Web page and app entries:

........

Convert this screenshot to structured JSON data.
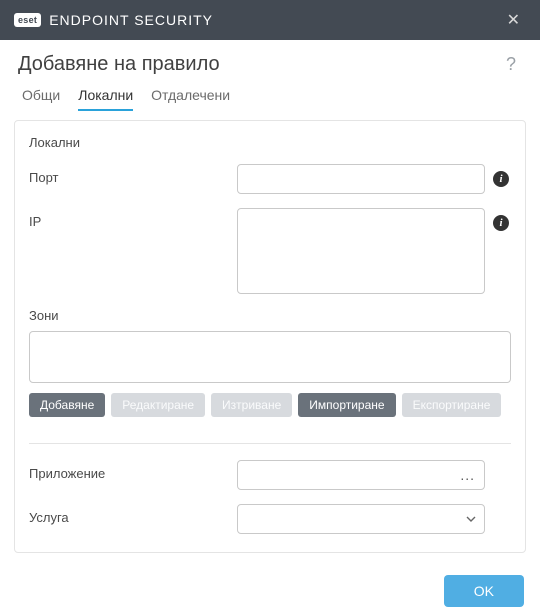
{
  "titlebar": {
    "brand_badge": "eset",
    "brand_text_light": "ENDPOINT ",
    "brand_text_strong": "SECURITY"
  },
  "header": {
    "title": "Добавяне на правило"
  },
  "tabs": [
    {
      "label": "Общи",
      "active": false
    },
    {
      "label": "Локални",
      "active": true
    },
    {
      "label": "Отдалечени",
      "active": false
    }
  ],
  "section": {
    "heading": "Локални",
    "port_label": "Порт",
    "port_value": "",
    "ip_label": "IP",
    "ip_value": "",
    "zones_label": "Зони",
    "zones_value": ""
  },
  "zone_buttons": {
    "add": "Добавяне",
    "edit": "Редактиране",
    "delete": "Изтриване",
    "import": "Импортиране",
    "export": "Експортиране"
  },
  "app": {
    "label": "Приложение",
    "value": ""
  },
  "service": {
    "label": "Услуга",
    "value": ""
  },
  "footer": {
    "ok": "OK"
  }
}
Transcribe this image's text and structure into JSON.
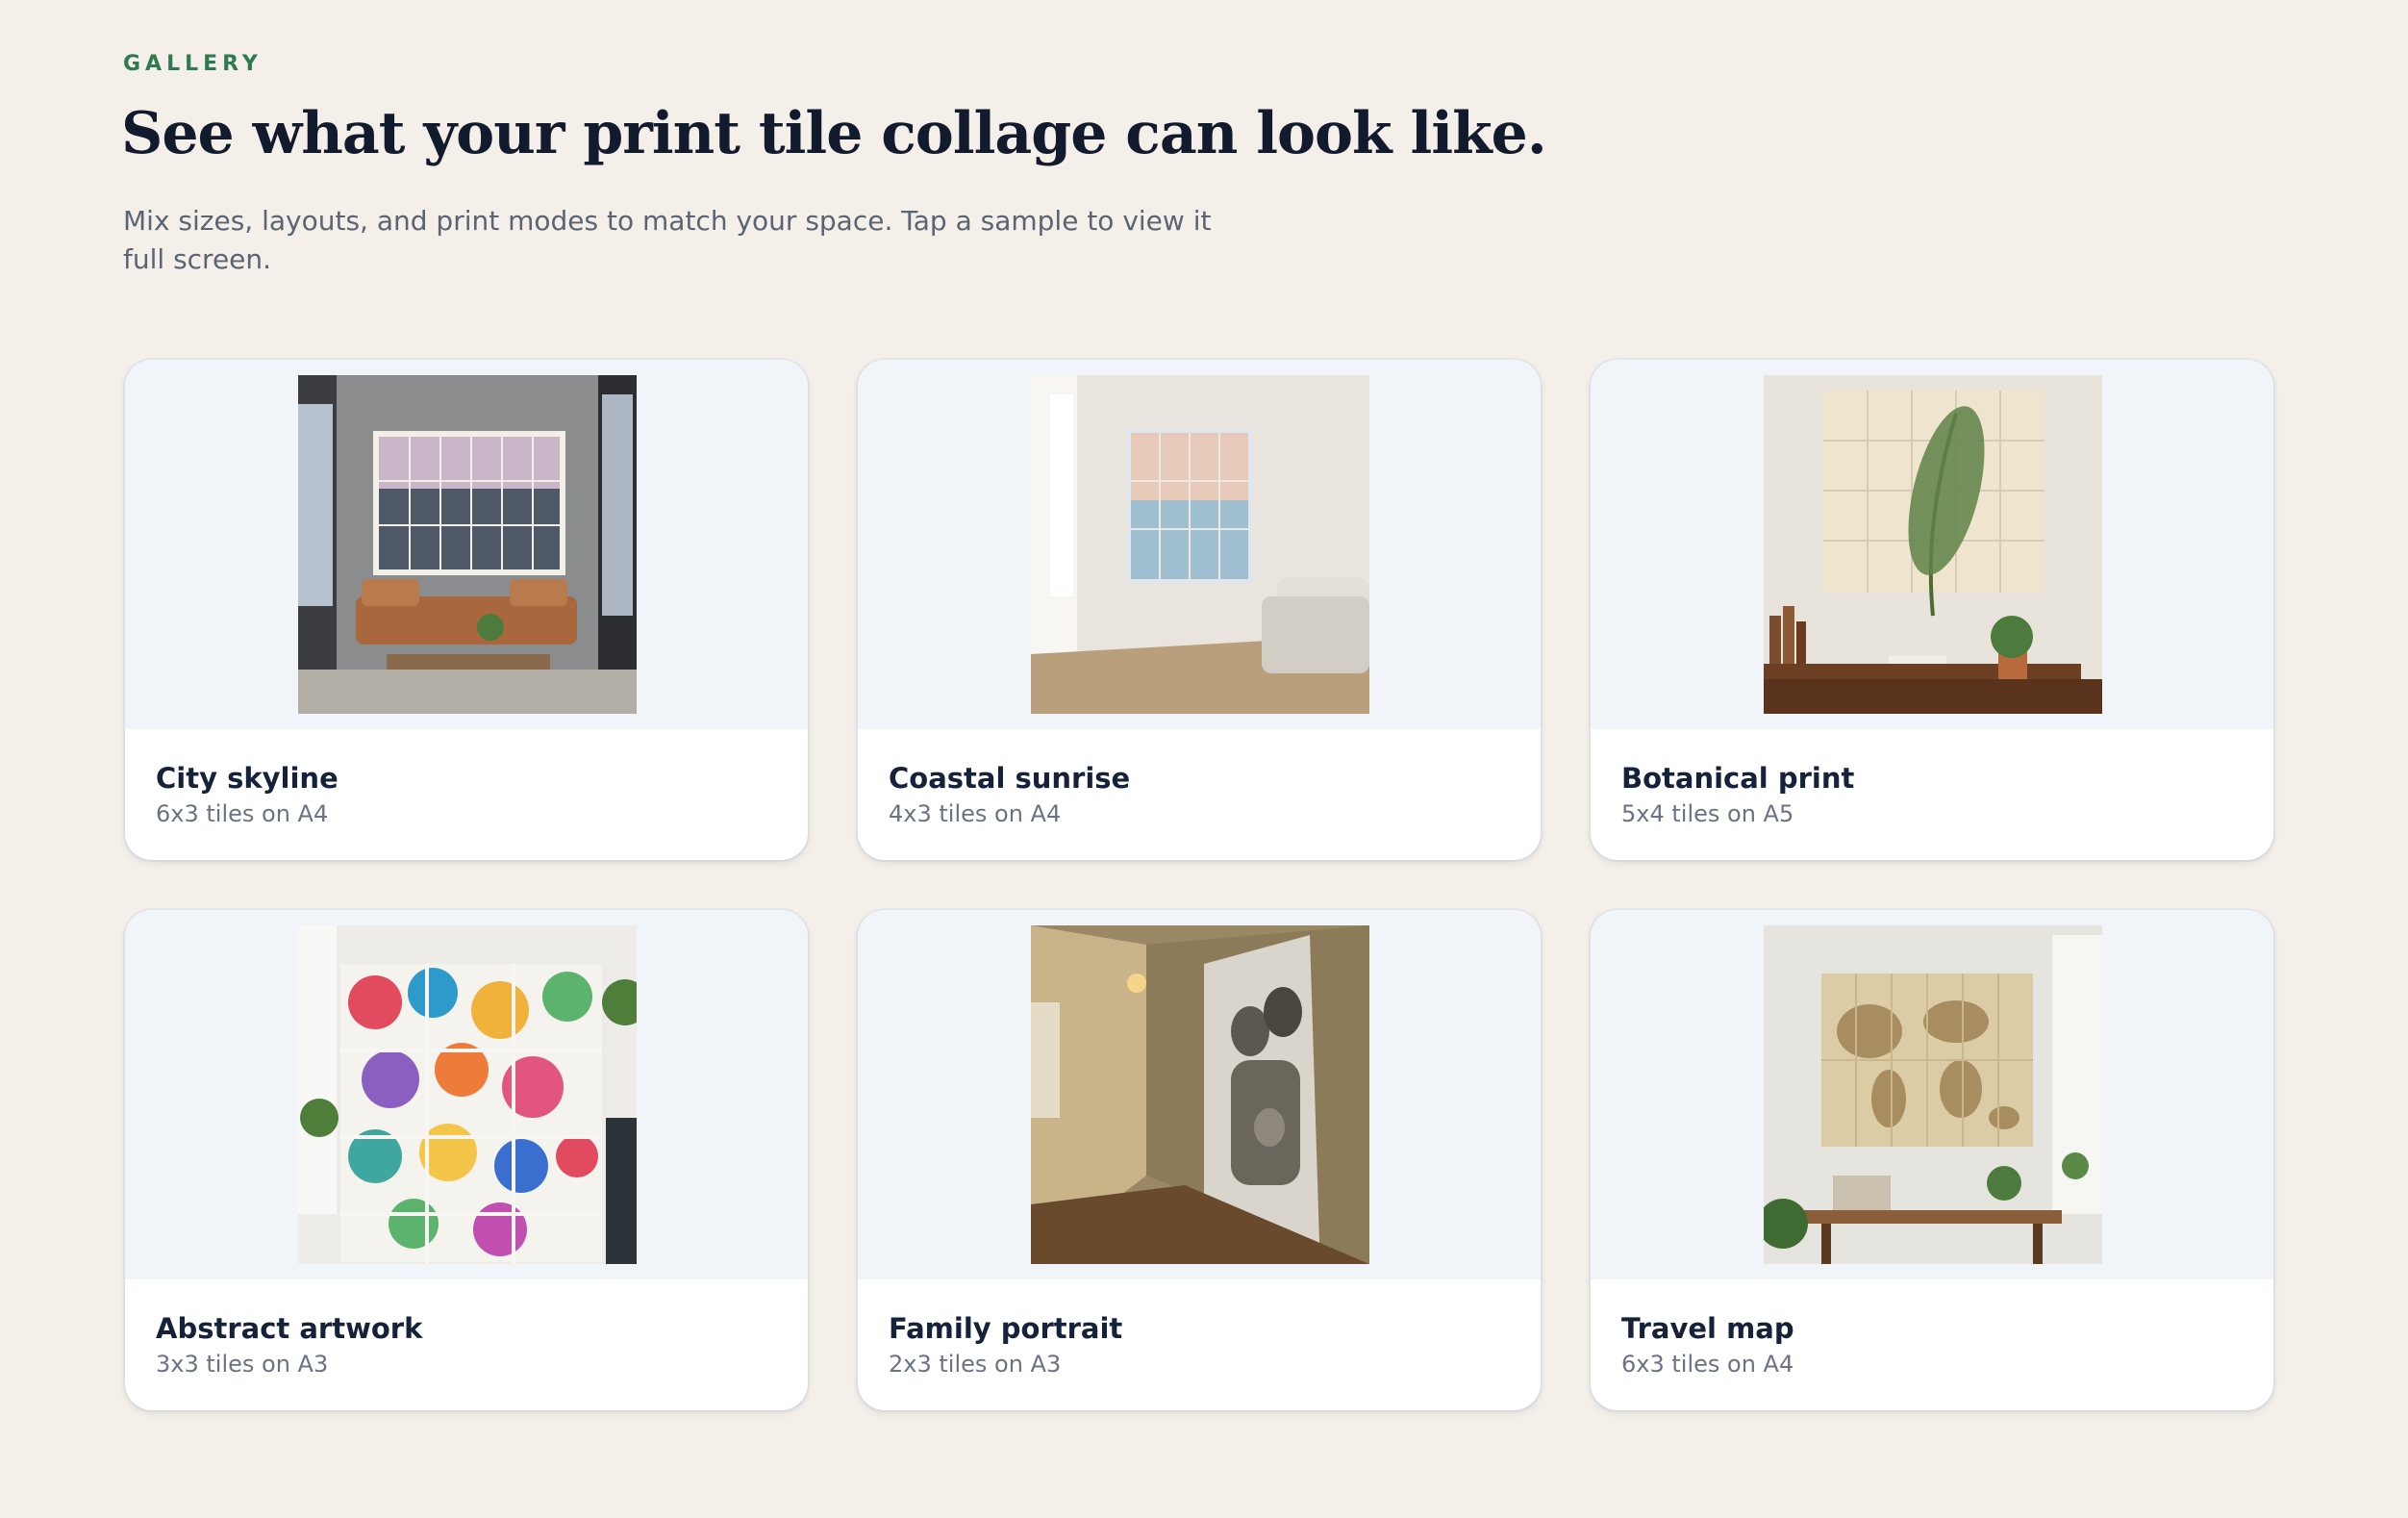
{
  "header": {
    "eyebrow": "GALLERY",
    "title": "See what your print tile collage can look like.",
    "subtitle": "Mix sizes, layouts, and print modes to match your space. Tap a sample to view it full screen."
  },
  "gallery": {
    "items": [
      {
        "title": "City skyline",
        "meta": "6x3 tiles on A4"
      },
      {
        "title": "Coastal sunrise",
        "meta": "4x3 tiles on A4"
      },
      {
        "title": "Botanical print",
        "meta": "5x4 tiles on A5"
      },
      {
        "title": "Abstract artwork",
        "meta": "3x3 tiles on A3"
      },
      {
        "title": "Family portrait",
        "meta": "2x3 tiles on A3"
      },
      {
        "title": "Travel map",
        "meta": "6x3 tiles on A4"
      }
    ]
  },
  "colors": {
    "background": "#f4f0e9",
    "accent": "#2f7a50",
    "heading": "#121a2e",
    "card_media_bg": "#f1f4f8"
  }
}
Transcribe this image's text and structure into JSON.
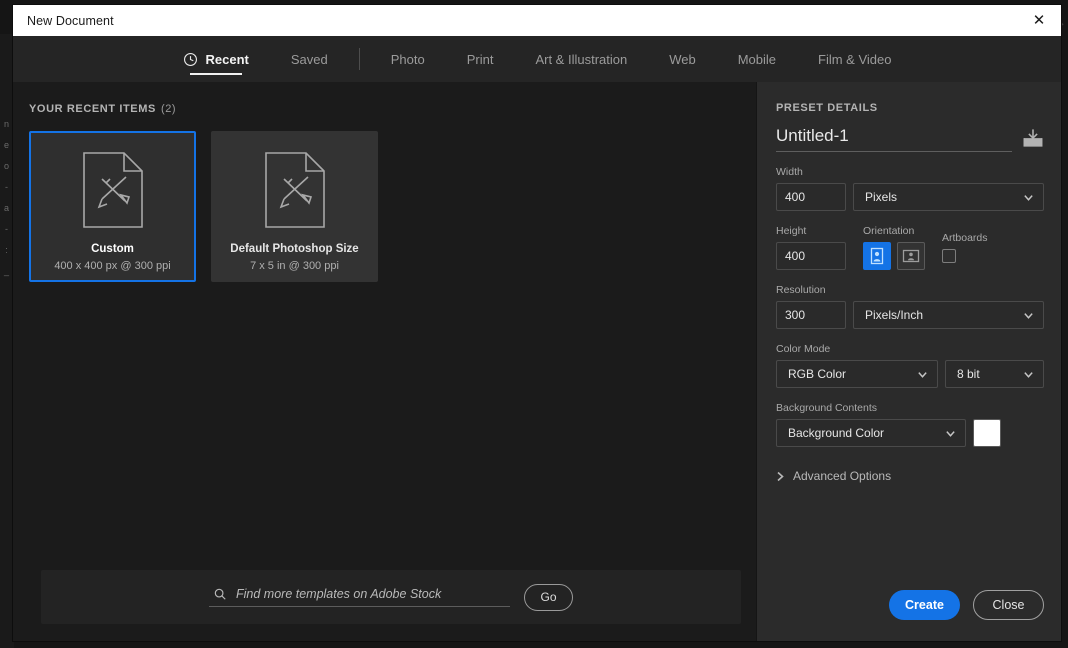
{
  "window": {
    "title": "New Document",
    "close_icon": "close-icon"
  },
  "tabs": [
    {
      "label": "Recent",
      "icon": "clock-icon",
      "active": true
    },
    {
      "label": "Saved",
      "active": false
    },
    {
      "label": "Photo",
      "active": false
    },
    {
      "label": "Print",
      "active": false
    },
    {
      "label": "Art & Illustration",
      "active": false
    },
    {
      "label": "Web",
      "active": false
    },
    {
      "label": "Mobile",
      "active": false
    },
    {
      "label": "Film & Video",
      "active": false
    }
  ],
  "recent": {
    "heading": "YOUR RECENT ITEMS",
    "count": "(2)",
    "items": [
      {
        "title": "Custom",
        "subtitle": "400 x 400 px @ 300 ppi",
        "selected": true
      },
      {
        "title": "Default Photoshop Size",
        "subtitle": "7 x 5 in @ 300 ppi",
        "selected": false
      }
    ]
  },
  "stock": {
    "placeholder": "Find more templates on Adobe Stock",
    "value": "",
    "go_label": "Go",
    "search_icon": "search-icon"
  },
  "preset": {
    "heading": "PRESET DETAILS",
    "name_value": "Untitled-1",
    "save_icon": "save-preset-icon",
    "width": {
      "label": "Width",
      "value": "400",
      "unit": "Pixels"
    },
    "height": {
      "label": "Height",
      "value": "400"
    },
    "orientation": {
      "label": "Orientation",
      "portrait_active": true
    },
    "artboards": {
      "label": "Artboards",
      "checked": false
    },
    "resolution": {
      "label": "Resolution",
      "value": "300",
      "unit": "Pixels/Inch"
    },
    "color_mode": {
      "label": "Color Mode",
      "value": "RGB Color",
      "depth": "8 bit"
    },
    "background": {
      "label": "Background Contents",
      "value": "Background Color",
      "swatch_color": "#ffffff"
    },
    "advanced_label": "Advanced Options"
  },
  "actions": {
    "create_label": "Create",
    "close_label": "Close"
  },
  "colors": {
    "accent": "#1473e6",
    "titlebar_bg": "#ffffff",
    "panel_bg": "#2b2b2b",
    "content_bg": "#1b1b1b"
  },
  "background_app": {
    "edge_glyphs": [
      "n",
      "e",
      "o",
      "-",
      "a",
      "-",
      ":",
      "_"
    ]
  }
}
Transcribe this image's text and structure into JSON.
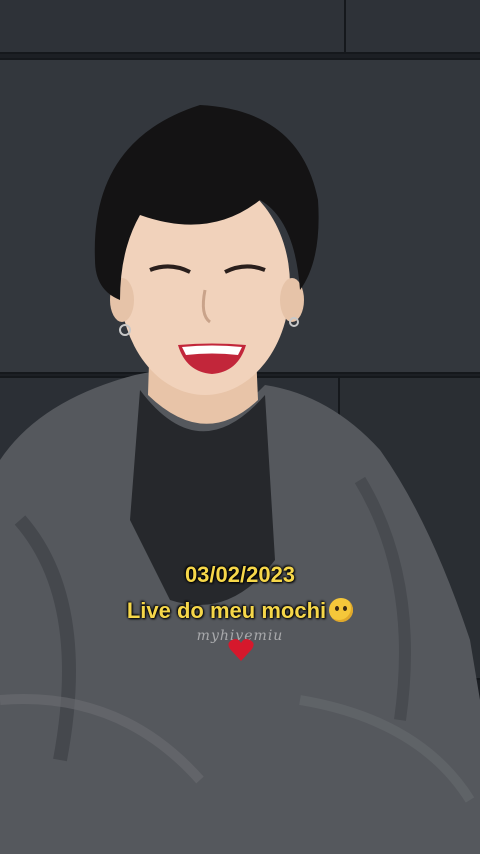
{
  "overlay": {
    "date": "03/02/2023",
    "caption": "Live do meu mochi",
    "caption_emoji": "crying-face-emoji",
    "watermark": "myhivemiu",
    "heart": "red-heart-emoji"
  },
  "colors": {
    "text_accent": "#f6d74a",
    "heart": "#d6182c",
    "wall": "#2e3238",
    "sweatshirt": "#55585d"
  }
}
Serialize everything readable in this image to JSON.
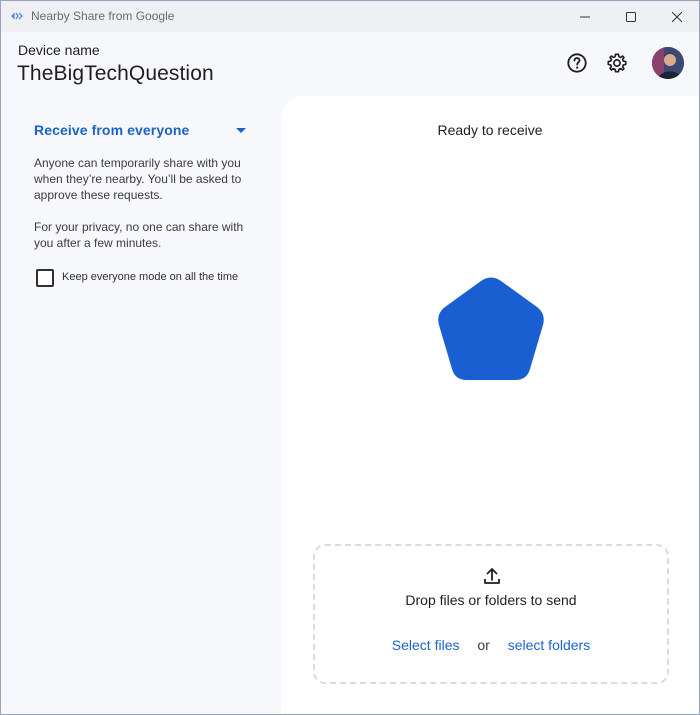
{
  "window": {
    "title": "Nearby Share from Google",
    "icon": "nearby-share-icon",
    "controls": [
      "minimize-icon",
      "maximize-icon",
      "close-icon"
    ]
  },
  "header": {
    "device_label": "Device name",
    "device_name": "TheBigTechQuestion",
    "icons": [
      "help-icon",
      "settings-icon"
    ],
    "avatar": "avatar"
  },
  "left_panel": {
    "receive_option": "Receive from everyone",
    "description_1": "Anyone can temporarily share with you when they’re nearby. You’ll be asked to approve these requests.",
    "description_2": "For your privacy, no one can share with you after a few minutes.",
    "checkbox_label": "Keep everyone mode on all the time",
    "checkbox_checked": false
  },
  "right_panel": {
    "status": "Ready to receive",
    "drop_text": "Drop files or folders to send",
    "select_files": "Select files",
    "or": "or",
    "select_folders": "select folders"
  },
  "colors": {
    "accent": "#1a64c8",
    "pentagon": "#1a5fd1",
    "background": "#f7f8fc",
    "panel": "#ffffff"
  }
}
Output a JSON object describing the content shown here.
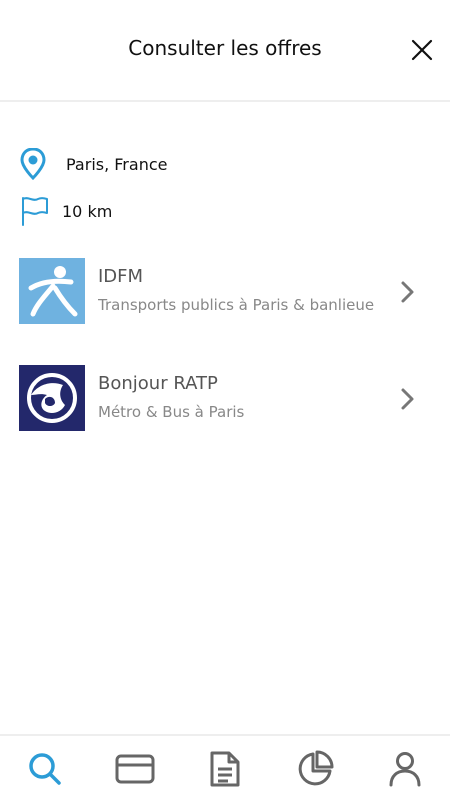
{
  "header": {
    "title": "Consulter les offres"
  },
  "filters": {
    "location": "Paris, France",
    "radius": "10 km"
  },
  "offers": [
    {
      "name": "IDFM",
      "subtitle": "Transports publics à Paris & banlieue"
    },
    {
      "name": "Bonjour RATP",
      "subtitle": "Métro & Bus à Paris"
    }
  ],
  "colors": {
    "accent": "#2c9cd6",
    "idfm_bg": "#6fb2e0",
    "ratp_bg": "#23286b",
    "icon_gray": "#666666"
  },
  "tabbar": {
    "active": "search",
    "icons": [
      "search-icon",
      "card-icon",
      "document-icon",
      "pie-chart-icon",
      "user-icon"
    ]
  }
}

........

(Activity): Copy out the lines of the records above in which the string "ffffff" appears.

(Task answer):
      "swatch_color": "#ffffff"
    "titlebar_bg": "#ffffff",
    "panel": "#ffffff"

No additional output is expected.